At GSVlabs CIO Alec Wright gave an update on the VC scene for cleantech. He said there was currently a lack of capital going into cleantech, because many investors made big bets a few years ago and got burned. Investors are now looking for comfort and familiarity of business models. They don’t like long investment cycles, the need for large upfront capital investment, and the risk of unexpected market shifts. We are now seeing fewer ‘pure play’ cleantech investments. For example, Lyft is being promoted as a cleantech investment as it will remove cars from the road.[For more on the supposed ‘cleantech crash’ see this 60 minutes programme from 2014 and responses from the cleantech community 1, 2].
What was more encouraging was the continuing commitment of large corporates and their venture arms; “every Fortune 500 I am talking to is trying to transition to a sustainable business model…looking for long term economic viability”. Corporates are using start-ups as a way to test out technologies, and to gain access to great entrepreneurs who can evangelise new ideas from outside the current corporate thinking.
“every Fortune 500 I am talking to is trying to transition to a sustainable business model…looking for long term economic viability”
As an example of this approach Dan Ateya of 3M talked about their strategic technology platforms and how they invest in and work with start-ups to strengthen those platforms.
At Indie Bio, a biotech accelerator, Program Director Ryan Bethencourt explained how they work intensively with new companies, often the first to bring a new technology to market, to switch them from technology development to making money as quickly as possible – “It’s hard to turn scientific discoveries into products the market wants”. Companies get a $250k investment, access to lab facilities and expert support, and typically stay with them only 4 months.
At Hampton Creek CEO and co-founder Josh Tetrick gave us an insight into the excitement and challenges of rapid scaling in fast moving consumer goods, and how you need to scale innovation as well as operations to keep a lead.
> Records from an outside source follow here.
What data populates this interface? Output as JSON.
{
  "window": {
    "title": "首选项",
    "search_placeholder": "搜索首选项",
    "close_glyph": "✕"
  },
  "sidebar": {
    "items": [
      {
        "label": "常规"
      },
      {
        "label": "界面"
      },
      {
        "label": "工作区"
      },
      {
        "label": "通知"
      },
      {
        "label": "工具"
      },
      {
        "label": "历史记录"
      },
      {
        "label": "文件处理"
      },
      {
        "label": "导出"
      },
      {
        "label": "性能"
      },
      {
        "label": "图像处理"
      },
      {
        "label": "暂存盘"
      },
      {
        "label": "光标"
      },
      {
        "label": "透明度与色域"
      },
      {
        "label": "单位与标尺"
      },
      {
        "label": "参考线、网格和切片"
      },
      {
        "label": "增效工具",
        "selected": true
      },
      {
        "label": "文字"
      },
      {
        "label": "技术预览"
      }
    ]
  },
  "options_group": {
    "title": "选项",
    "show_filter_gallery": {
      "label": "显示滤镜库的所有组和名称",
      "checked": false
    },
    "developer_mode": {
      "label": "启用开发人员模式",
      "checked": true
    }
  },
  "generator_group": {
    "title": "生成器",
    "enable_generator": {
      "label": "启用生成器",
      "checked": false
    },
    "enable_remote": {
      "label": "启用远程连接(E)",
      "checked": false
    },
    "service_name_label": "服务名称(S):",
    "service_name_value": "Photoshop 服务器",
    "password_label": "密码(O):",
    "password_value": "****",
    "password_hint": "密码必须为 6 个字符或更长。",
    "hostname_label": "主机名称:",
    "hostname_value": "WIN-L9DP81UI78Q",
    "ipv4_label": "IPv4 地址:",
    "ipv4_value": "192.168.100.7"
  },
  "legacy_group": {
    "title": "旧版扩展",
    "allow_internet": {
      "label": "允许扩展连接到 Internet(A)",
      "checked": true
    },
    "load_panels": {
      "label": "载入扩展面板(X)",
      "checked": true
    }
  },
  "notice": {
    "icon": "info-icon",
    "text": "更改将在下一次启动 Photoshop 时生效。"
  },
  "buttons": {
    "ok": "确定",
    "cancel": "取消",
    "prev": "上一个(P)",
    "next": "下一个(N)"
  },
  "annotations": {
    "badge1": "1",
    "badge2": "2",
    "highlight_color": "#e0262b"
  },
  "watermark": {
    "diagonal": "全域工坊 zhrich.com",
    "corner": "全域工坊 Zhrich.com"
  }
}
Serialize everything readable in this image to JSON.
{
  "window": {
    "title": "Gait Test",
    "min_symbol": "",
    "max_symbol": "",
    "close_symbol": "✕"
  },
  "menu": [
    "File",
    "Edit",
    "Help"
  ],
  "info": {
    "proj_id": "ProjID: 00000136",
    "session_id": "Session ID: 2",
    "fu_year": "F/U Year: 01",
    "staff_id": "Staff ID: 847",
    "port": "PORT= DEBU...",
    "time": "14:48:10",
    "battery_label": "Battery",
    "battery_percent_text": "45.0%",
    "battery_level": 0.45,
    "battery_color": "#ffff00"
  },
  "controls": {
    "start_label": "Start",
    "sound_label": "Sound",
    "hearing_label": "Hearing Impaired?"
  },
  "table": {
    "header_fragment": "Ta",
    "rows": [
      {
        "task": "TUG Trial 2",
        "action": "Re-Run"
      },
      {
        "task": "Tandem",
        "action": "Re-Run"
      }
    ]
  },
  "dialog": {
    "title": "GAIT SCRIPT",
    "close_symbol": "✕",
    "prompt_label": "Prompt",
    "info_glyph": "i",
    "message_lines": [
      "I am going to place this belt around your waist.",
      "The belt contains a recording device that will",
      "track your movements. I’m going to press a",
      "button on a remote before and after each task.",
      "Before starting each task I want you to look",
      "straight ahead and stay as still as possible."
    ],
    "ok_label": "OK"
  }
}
The tour of their R&D facility was an eye opener.
Scaling that rapidly is not without its difficulties for Hampton Creek as there have been battles amongst the senior team and wobbles from their largest customer.
In addition to these opportunities to hear from others, there were networking and pitching events every evening and space for one-to-one meetings with interested parties.
Quite a week!
What difference has it made to the companies?
It’s hard to turn scientific discoveries into products the market wants”
It will be some time before we know what impact the mission has had on the twenty companies.
We know that the 75 companies from the previous five missions have secured over £650m of follow on funding, and that 92% said the mission helped their business to grow faster. Having watched them in action, I am sure the results will be at least as good for this group.
Being together as a group, learning from each other and having time to think about their business strategy has been a real boost.
Over the week their pitches got stronger and sharper, and by learning each other’s pitch they were able to hunt as a pack in networking events to help each other make the right connections.
The companies were able to get quality follow up meetings, and several are already planning return trips for further discussions.
The missions show that UK cleantech SME’s can hold their own amongst the best in the world, and have the potential to grow and scale into globally important companies.
For more thoughts from the participants and organisers on Clean and Cool Mission 2017 check out twitter #cleansf